EXERCISE REQUIREMENTS: Give back each line of the data exactly as it reads, minus the pictures.

----------

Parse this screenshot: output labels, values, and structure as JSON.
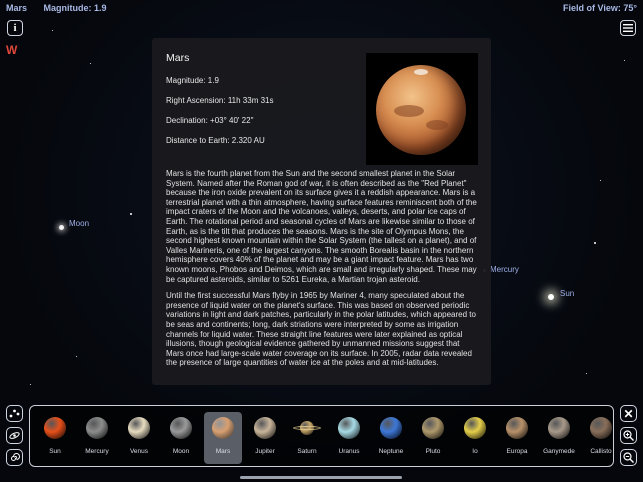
{
  "status": {
    "object_name": "Mars",
    "magnitude": "Magnitude: 1.9",
    "field_of_view": "Field of View: 75°"
  },
  "compass": {
    "direction": "W"
  },
  "icons": {
    "info": "info-icon",
    "list": "list-icon",
    "close": "close-icon",
    "zoom_in": "zoom-in-icon",
    "zoom_out": "zoom-out-icon",
    "constellations": "constellation-icon",
    "galaxy": "galaxy-icon",
    "spiral": "spiral-icon"
  },
  "sky_labels": {
    "moon": "Moon",
    "mercury": "Mercury",
    "sun": "Sun"
  },
  "info_panel": {
    "title": "Mars",
    "magnitude": "Magnitude: 1.9",
    "right_ascension": "Right Ascension: 11h 33m 31s",
    "declination": "Declination: +03° 40' 22\"",
    "distance": "Distance to Earth: 2.320 AU",
    "paragraphs": [
      "Mars is the fourth planet from the Sun and the second smallest planet in the Solar System. Named after the Roman god of war, it is often described as the \"Red Planet\" because the iron oxide prevalent on its surface gives it a reddish appearance. Mars is a terrestrial planet with a thin atmosphere, having surface features reminiscent both of the impact craters of the Moon and the volcanoes, valleys, deserts, and polar ice caps of Earth. The rotational period and seasonal cycles of Mars are likewise similar to those of Earth, as is the tilt that produces the seasons. Mars is the site of Olympus Mons, the second highest known mountain within the Solar System (the tallest on a planet), and of Valles Marineris, one of the largest canyons. The smooth Borealis basin in the northern hemisphere covers 40% of the planet and may be a giant impact feature. Mars has two known moons, Phobos and Deimos, which are small and irregularly shaped. These may be captured asteroids, similar to 5261 Eureka, a Martian trojan asteroid.",
      "Until the first successful Mars flyby in 1965 by Mariner 4, many speculated about the presence of liquid water on the planet's surface. This was based on observed periodic variations in light and dark patches, particularly in the polar latitudes, which appeared to be seas and continents; long, dark striations were interpreted by some as irrigation channels for liquid water. These straight line features were later explained as optical illusions, though geological evidence gathered by unmanned missions suggest that Mars once had large-scale water coverage on its surface. In 2005, radar data revealed the presence of large quantities of water ice at the poles and at mid-latitudes."
    ]
  },
  "tray": {
    "selected": "Mars",
    "items": [
      {
        "label": "Sun",
        "color": "#e8501a"
      },
      {
        "label": "Mercury",
        "color": "#8d8d8d"
      },
      {
        "label": "Venus",
        "color": "#e6dcc0"
      },
      {
        "label": "Moon",
        "color": "#9a9a9a"
      },
      {
        "label": "Mars",
        "color": "#d9a070"
      },
      {
        "label": "Jupiter",
        "color": "#c9b59a"
      },
      {
        "label": "Saturn",
        "color": "#c8a86a"
      },
      {
        "label": "Uranus",
        "color": "#a8dbe6"
      },
      {
        "label": "Neptune",
        "color": "#3d78d8"
      },
      {
        "label": "Pluto",
        "color": "#b09a6c"
      },
      {
        "label": "Io",
        "color": "#e5cf4a"
      },
      {
        "label": "Europa",
        "color": "#b7916a"
      },
      {
        "label": "Ganymede",
        "color": "#a89a8a"
      },
      {
        "label": "Callisto",
        "color": "#8a6f5a"
      }
    ]
  }
}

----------

EXERCISE OUTPUT:
Parse this screenshot: output labels, values, and structure as JSON.
{
  "status": {
    "object_name": "Mars",
    "magnitude": "Magnitude: 1.9",
    "field_of_view": "Field of View: 75°"
  },
  "compass": {
    "direction": "W"
  },
  "icons": {
    "info": "info-icon",
    "list": "list-icon",
    "close": "close-icon",
    "zoom_in": "zoom-in-icon",
    "zoom_out": "zoom-out-icon",
    "constellations": "constellation-icon",
    "galaxy": "galaxy-icon",
    "spiral": "spiral-icon"
  },
  "sky_labels": {
    "moon": "Moon",
    "mercury": "Mercury",
    "sun": "Sun"
  },
  "info_panel": {
    "title": "Mars",
    "magnitude": "Magnitude: 1.9",
    "right_ascension": "Right Ascension: 11h 33m 31s",
    "declination": "Declination: +03° 40' 22\"",
    "distance": "Distance to Earth: 2.320 AU",
    "paragraphs": [
      "Mars is the fourth planet from the Sun and the second smallest planet in the Solar System. Named after the Roman god of war, it is often described as the \"Red Planet\" because the iron oxide prevalent on its surface gives it a reddish appearance. Mars is a terrestrial planet with a thin atmosphere, having surface features reminiscent both of the impact craters of the Moon and the volcanoes, valleys, deserts, and polar ice caps of Earth. The rotational period and seasonal cycles of Mars are likewise similar to those of Earth, as is the tilt that produces the seasons. Mars is the site of Olympus Mons, the second highest known mountain within the Solar System (the tallest on a planet), and of Valles Marineris, one of the largest canyons. The smooth Borealis basin in the northern hemisphere covers 40% of the planet and may be a giant impact feature. Mars has two known moons, Phobos and Deimos, which are small and irregularly shaped. These may be captured asteroids, similar to 5261 Eureka, a Martian trojan asteroid.",
      "Until the first successful Mars flyby in 1965 by Mariner 4, many speculated about the presence of liquid water on the planet's surface. This was based on observed periodic variations in light and dark patches, particularly in the polar latitudes, which appeared to be seas and continents; long, dark striations were interpreted by some as irrigation channels for liquid water. These straight line features were later explained as optical illusions, though geological evidence gathered by unmanned missions suggest that Mars once had large-scale water coverage on its surface. In 2005, radar data revealed the presence of large quantities of water ice at the poles and at mid-latitudes."
    ]
  },
  "tray": {
    "selected": "Mars",
    "items": [
      {
        "label": "Sun",
        "color": "#e8501a"
      },
      {
        "label": "Mercury",
        "color": "#8d8d8d"
      },
      {
        "label": "Venus",
        "color": "#e6dcc0"
      },
      {
        "label": "Moon",
        "color": "#9a9a9a"
      },
      {
        "label": "Mars",
        "color": "#d9a070"
      },
      {
        "label": "Jupiter",
        "color": "#c9b59a"
      },
      {
        "label": "Saturn",
        "color": "#c8a86a"
      },
      {
        "label": "Uranus",
        "color": "#a8dbe6"
      },
      {
        "label": "Neptune",
        "color": "#3d78d8"
      },
      {
        "label": "Pluto",
        "color": "#b09a6c"
      },
      {
        "label": "Io",
        "color": "#e5cf4a"
      },
      {
        "label": "Europa",
        "color": "#b7916a"
      },
      {
        "label": "Ganymede",
        "color": "#a89a8a"
      },
      {
        "label": "Callisto",
        "color": "#8a6f5a"
      }
    ]
  }
}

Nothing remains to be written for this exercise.